Gary Milliard Jr., chief of Webster Emergency Medical Services, said that aside from unrealistic reimbursement rates, major insurers are pushing ambulance services into signing a contract at reduced rates in order to receive direct payment for patient services. Otherwise, he said, the patient is sent the check.
One of the larger private nonprofits in the region, Webster Emergency Medical Services has volume of more than 6,700 calls a year, said Mr. Milliard,
"The ambulance business of the 1980s was a good revenue generator. I could send out a bill for $5,000 and expect to get paid ... every nickel, but that just doesn't happen anymore. Everyone is trying to cut back on the rising costs of health care, except in this case the cuts are jeopardizing our ability to provide the service."
Mr. Milliard said Webster does not have subscribers but accepts donations and is successful to the degree that the service lives within available resources.
Bert DuVernay, New Braintree police chief and former coordinator for the Hardwick Rescue & Emergency Squad, said that at one time the merger of the Hardwick and North Brookfield squads had been proposed because Hardwick's 200 calls a year and New Braintree's 50 calls a year were not enough to keep skills sharp. At the time, he said, Hardwick was truly a "volunteer" service.
"It wasn't a question of money then, which it is now, because Hardwick's EMTs weren't paid for their time or services," Mr. DuVernay said.
"When Medicare, Medicaid and MassHealth pay about a third of what's billed, and the major insurance companies pay what they please when they get around to it, then something has to be done or services like ours won't survive. I still think regionalization is one part of the equation," the chief said.
Mr. Kiritsy was the one who advised selectmen in 2010 that the cost of maintaining an around-the-clock advanced life support service at $540,000 had become an albatross. Rather than ending the service, it was decided to downgrade it to a basic life support squad.
Now even that is a challenge, he said, citing what he called "absurdly low reimbursements" from Medicare, Medicaid and MassHealth for ambulance transport.

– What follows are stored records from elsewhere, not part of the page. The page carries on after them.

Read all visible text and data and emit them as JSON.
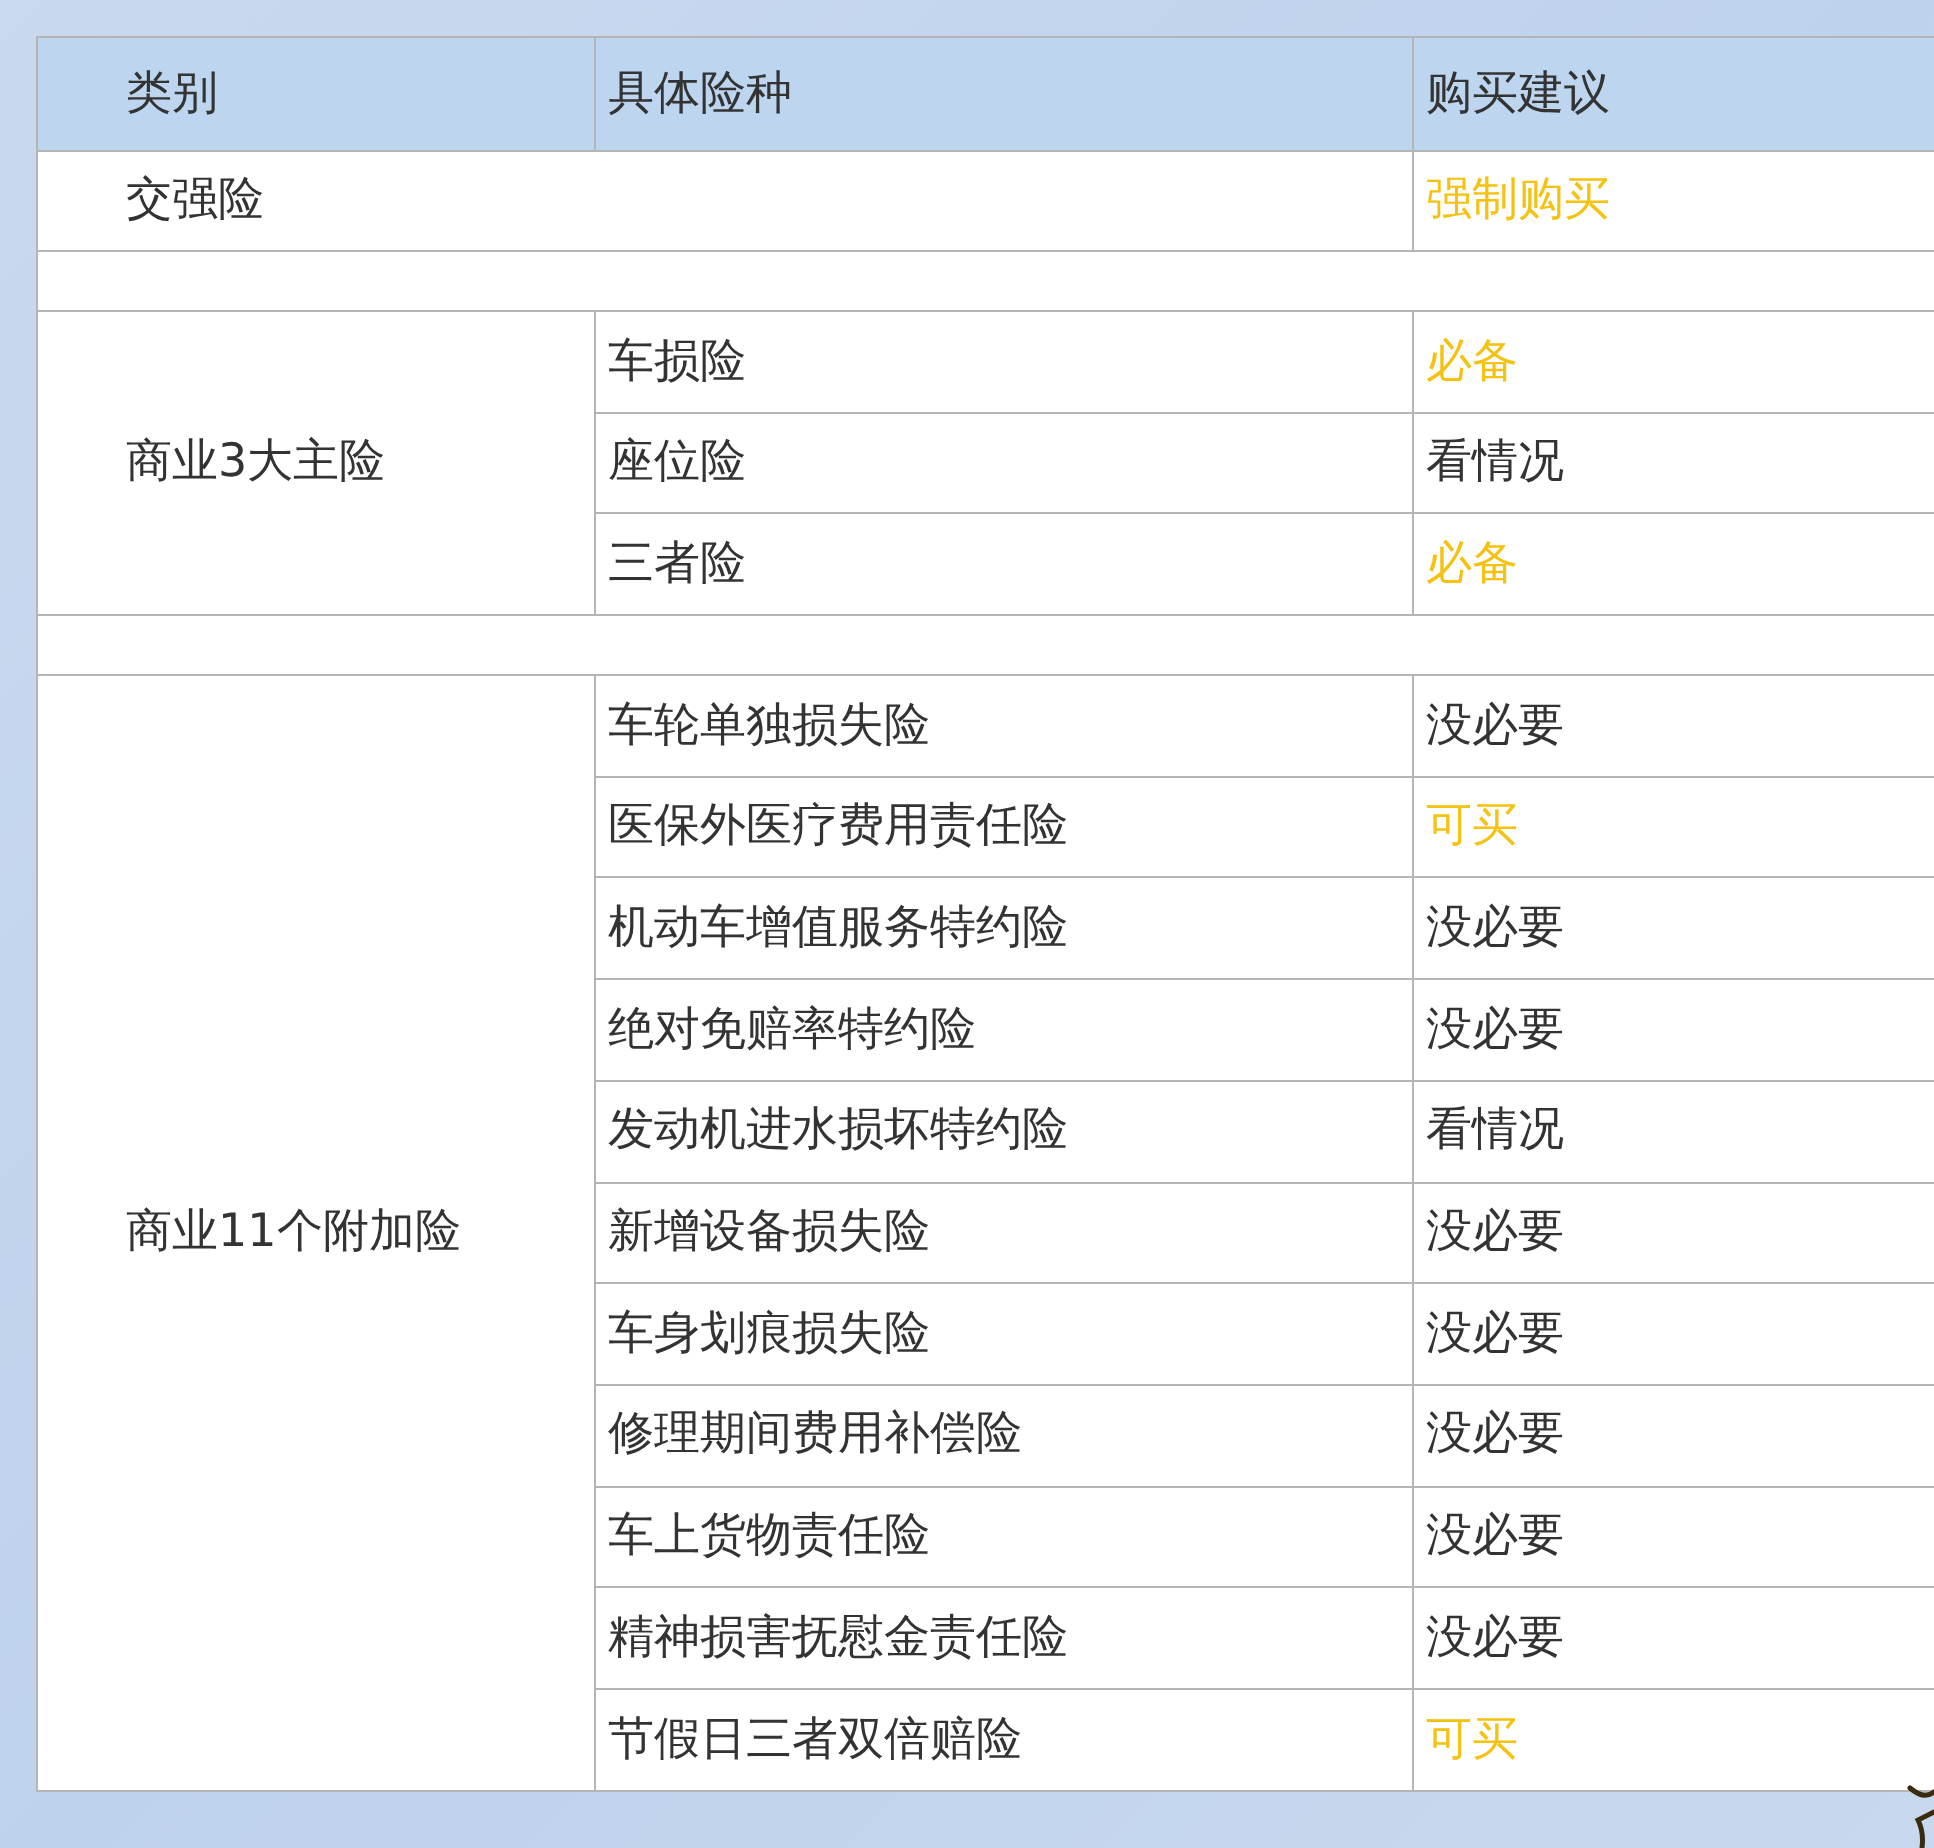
{
  "table": {
    "columns": [
      "类别",
      "具体险种",
      "购买建议"
    ],
    "groups": [
      {
        "kind": "single",
        "category": "交强险",
        "advice": "强制购买",
        "highlighted": true
      },
      {
        "kind": "spacer"
      },
      {
        "kind": "group",
        "category": "商业3大主险",
        "items": [
          {
            "name": "车损险",
            "advice": "必备",
            "highlighted": true
          },
          {
            "name": "座位险",
            "advice": "看情况",
            "highlighted": false
          },
          {
            "name": "三者险",
            "advice": "必备",
            "highlighted": true
          }
        ]
      },
      {
        "kind": "spacer"
      },
      {
        "kind": "group",
        "category": "商业11个附加险",
        "items": [
          {
            "name": "车轮单独损失险",
            "advice": "没必要",
            "highlighted": false
          },
          {
            "name": "医保外医疗费用责任险",
            "advice": "可买",
            "highlighted": true
          },
          {
            "name": "机动车增值服务特约险",
            "advice": "没必要",
            "highlighted": false
          },
          {
            "name": "绝对免赔率特约险",
            "advice": "没必要",
            "highlighted": false
          },
          {
            "name": "发动机进水损坏特约险",
            "advice": "看情况",
            "highlighted": false
          },
          {
            "name": "新增设备损失险",
            "advice": "没必要",
            "highlighted": false
          },
          {
            "name": "车身划痕损失险",
            "advice": "没必要",
            "highlighted": false
          },
          {
            "name": "修理期间费用补偿险",
            "advice": "没必要",
            "highlighted": false
          },
          {
            "name": "车上货物责任险",
            "advice": "没必要",
            "highlighted": false
          },
          {
            "name": "精神损害抚慰金责任险",
            "advice": "没必要",
            "highlighted": false
          },
          {
            "name": "节假日三者双倍赔险",
            "advice": "可买",
            "highlighted": true
          }
        ]
      }
    ]
  }
}
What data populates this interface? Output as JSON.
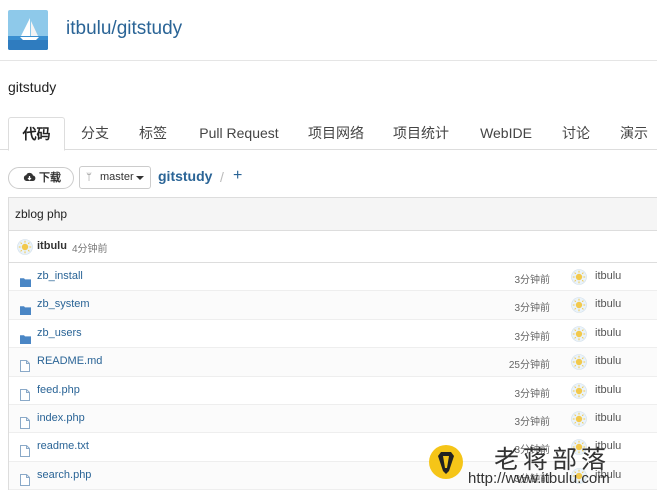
{
  "repo": {
    "path": "itbulu/gitstudy",
    "description": "gitstudy"
  },
  "tabs": [
    {
      "label": "代码",
      "active": true
    },
    {
      "label": "分支"
    },
    {
      "label": "标签"
    },
    {
      "label": "Pull Request"
    },
    {
      "label": "项目网络"
    },
    {
      "label": "项目统计"
    },
    {
      "label": "WebIDE"
    },
    {
      "label": "讨论"
    },
    {
      "label": "演示"
    }
  ],
  "toolbar": {
    "download_label": "下载",
    "branch": "master",
    "crumb_repo": "gitstudy",
    "crumb_sep": "/",
    "crumb_add": "+"
  },
  "commit": {
    "message": "zblog php",
    "author": "itbulu",
    "time": "4分钟前"
  },
  "files": [
    {
      "name": "zb_install",
      "type": "folder",
      "time": "3分钟前",
      "author": "itbulu"
    },
    {
      "name": "zb_system",
      "type": "folder",
      "time": "3分钟前",
      "author": "itbulu"
    },
    {
      "name": "zb_users",
      "type": "folder",
      "time": "3分钟前",
      "author": "itbulu"
    },
    {
      "name": "README.md",
      "type": "file",
      "time": "25分钟前",
      "author": "itbulu"
    },
    {
      "name": "feed.php",
      "type": "file",
      "time": "3分钟前",
      "author": "itbulu"
    },
    {
      "name": "index.php",
      "type": "file",
      "time": "3分钟前",
      "author": "itbulu"
    },
    {
      "name": "readme.txt",
      "type": "file",
      "time": "3分钟前",
      "author": "itbulu"
    },
    {
      "name": "search.php",
      "type": "file",
      "time": "3分钟前",
      "author": "itbulu"
    }
  ],
  "watermark": {
    "title": "老蒋部落",
    "url": "http://www.itbulu.com"
  },
  "colors": {
    "link": "#2a6496",
    "folder_icon": "#4a86c5",
    "avatar_sun": "#f2c94c"
  }
}
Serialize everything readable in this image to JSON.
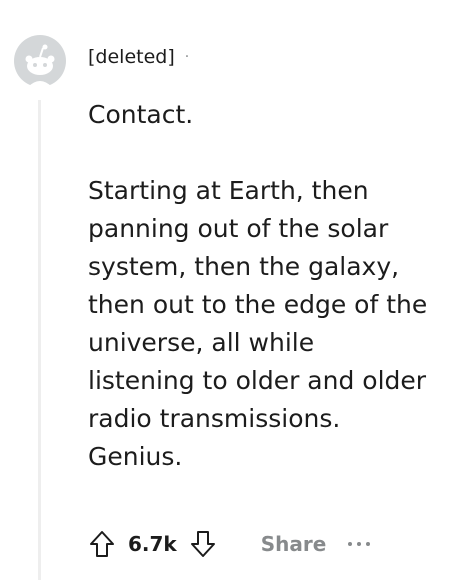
{
  "comment": {
    "author": "[deleted]",
    "separator": "·",
    "paragraphs": [
      "Contact.",
      "Starting at Earth, then panning out of the solar system, then the galaxy, then out to the edge of the universe, all while listening to older and older radio transmissions. Genius."
    ],
    "score": "6.7k",
    "share_label": "Share"
  },
  "icons": {
    "avatar": "snoo-avatar-icon",
    "upvote": "upvote-arrow-icon",
    "downvote": "downvote-arrow-icon",
    "more": "more-options-icon"
  },
  "colors": {
    "text": "#1c1c1c",
    "muted": "#878a8c",
    "avatar": "#d4d7d9",
    "thread_line": "#eeeeee"
  }
}
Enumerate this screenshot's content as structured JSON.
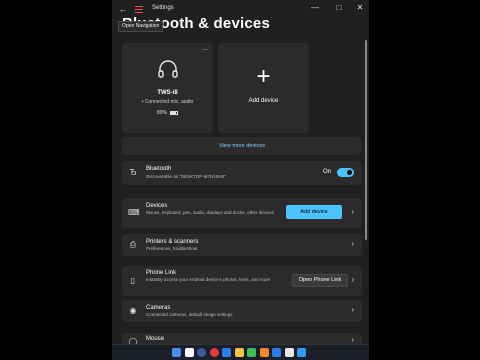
{
  "window": {
    "title": "Settings",
    "tooltip": "Open Navigation",
    "page_title": "Bluetooth & devices"
  },
  "device_card": {
    "name": "TWS-i8",
    "status": "Connected mic, audio",
    "battery_text": "80%",
    "battery_level": 0.8,
    "more_label": "..."
  },
  "add_card": {
    "plus": "+",
    "label": "Add device"
  },
  "view_more": "View more devices",
  "bluetooth": {
    "title": "Bluetooth",
    "subtitle": "Discoverable as \"DESKTOP-M7N10M4\"",
    "toggle_label": "On"
  },
  "devices": {
    "title": "Devices",
    "subtitle": "Mouse, keyboard, pen, audio, displays and docks, other devices",
    "button": "Add device"
  },
  "printers": {
    "title": "Printers & scanners",
    "subtitle": "Preferences, troubleshoot"
  },
  "phone_link": {
    "title": "Phone Link",
    "subtitle": "Instantly access your Android device's photos, texts, and more",
    "button": "Open Phone Link"
  },
  "cameras": {
    "title": "Cameras",
    "subtitle": "Connected cameras, default image settings"
  },
  "mouse": {
    "title": "Mouse"
  },
  "icons": {
    "back": "back-arrow-icon",
    "menu": "hamburger-menu-icon",
    "headphones": "headphones-icon",
    "bluetooth": "bluetooth-icon",
    "devices": "keyboard-devices-icon",
    "printer": "printer-icon",
    "phone": "phone-icon",
    "camera": "camera-icon",
    "mouse": "mouse-icon",
    "chevron": "chevron-right-icon"
  },
  "colors": {
    "accent": "#4cc2ff",
    "link": "#7fd6ff",
    "background": "#202020",
    "card": "#2b2b2b",
    "menu_highlight": "#ff4a4a"
  },
  "taskbar": {
    "app_colors": [
      "#4a8ef0",
      "#ffffff",
      "#3d5a9e",
      "#e23a3a",
      "#2b7de9",
      "#f4c542",
      "#3ac15a",
      "#f48c2b",
      "#2b7de9",
      "#e8e8e8",
      "#2e9cf0"
    ]
  }
}
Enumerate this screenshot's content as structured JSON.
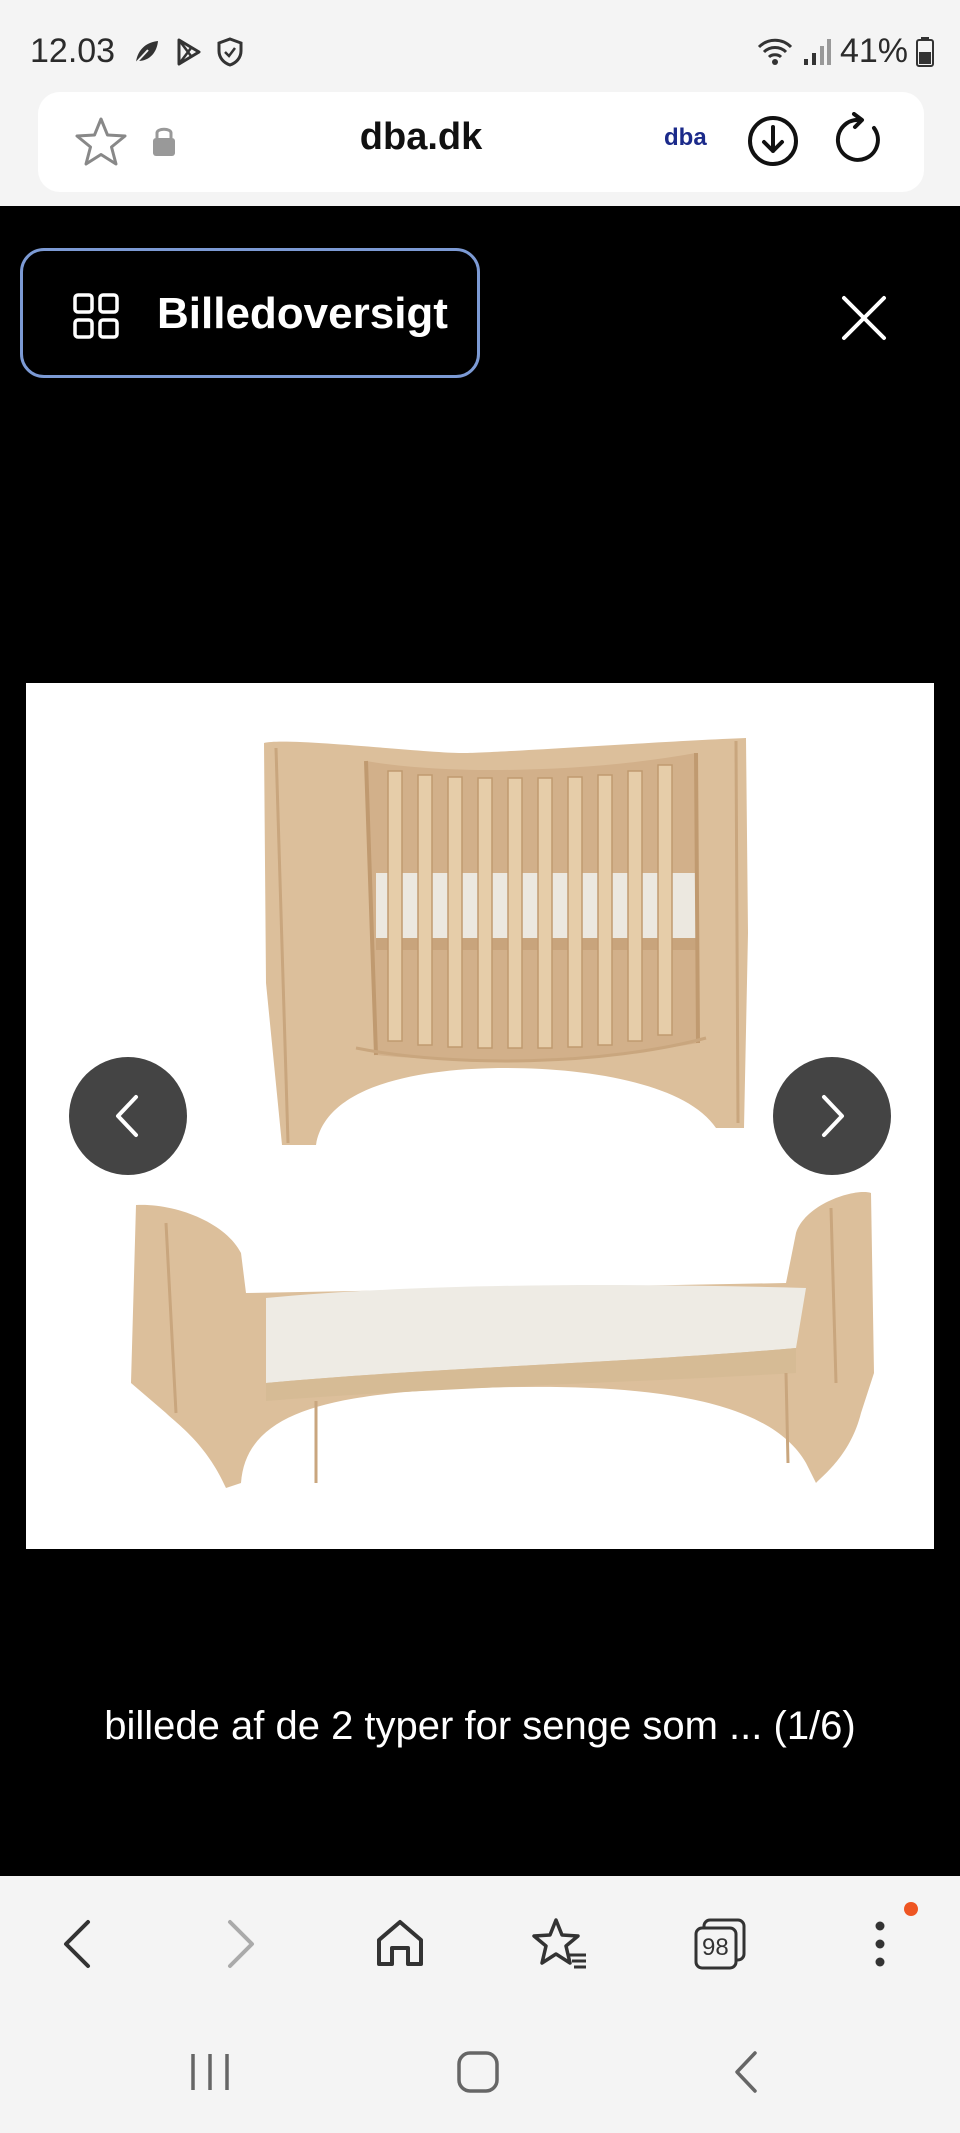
{
  "status_bar": {
    "time": "12.03",
    "battery": "41%"
  },
  "browser": {
    "url": "dba.dk",
    "site_badge": "dba"
  },
  "gallery": {
    "overview_label": "Billedoversigt",
    "caption": "billede af de 2 typer for senge som ... (1/6)",
    "image_subject": "crib-and-junior-bed-photo"
  },
  "toolbar": {
    "tab_count": "98"
  },
  "colors": {
    "background": "#000000",
    "chrome": "#f4f4f4",
    "accent_border": "#7c9ad4",
    "nav_button": "#444444",
    "notification_dot": "#ee5522",
    "brand": "#1b2a8a",
    "wood": "#d8b893"
  }
}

"As of today, we're fully staffed; operational 24-7; and we run an on-call service. Our EMTs are paid for the eight-hour shift that they are on call as well as a stipend if they get called out," Mr. Kiritsy said.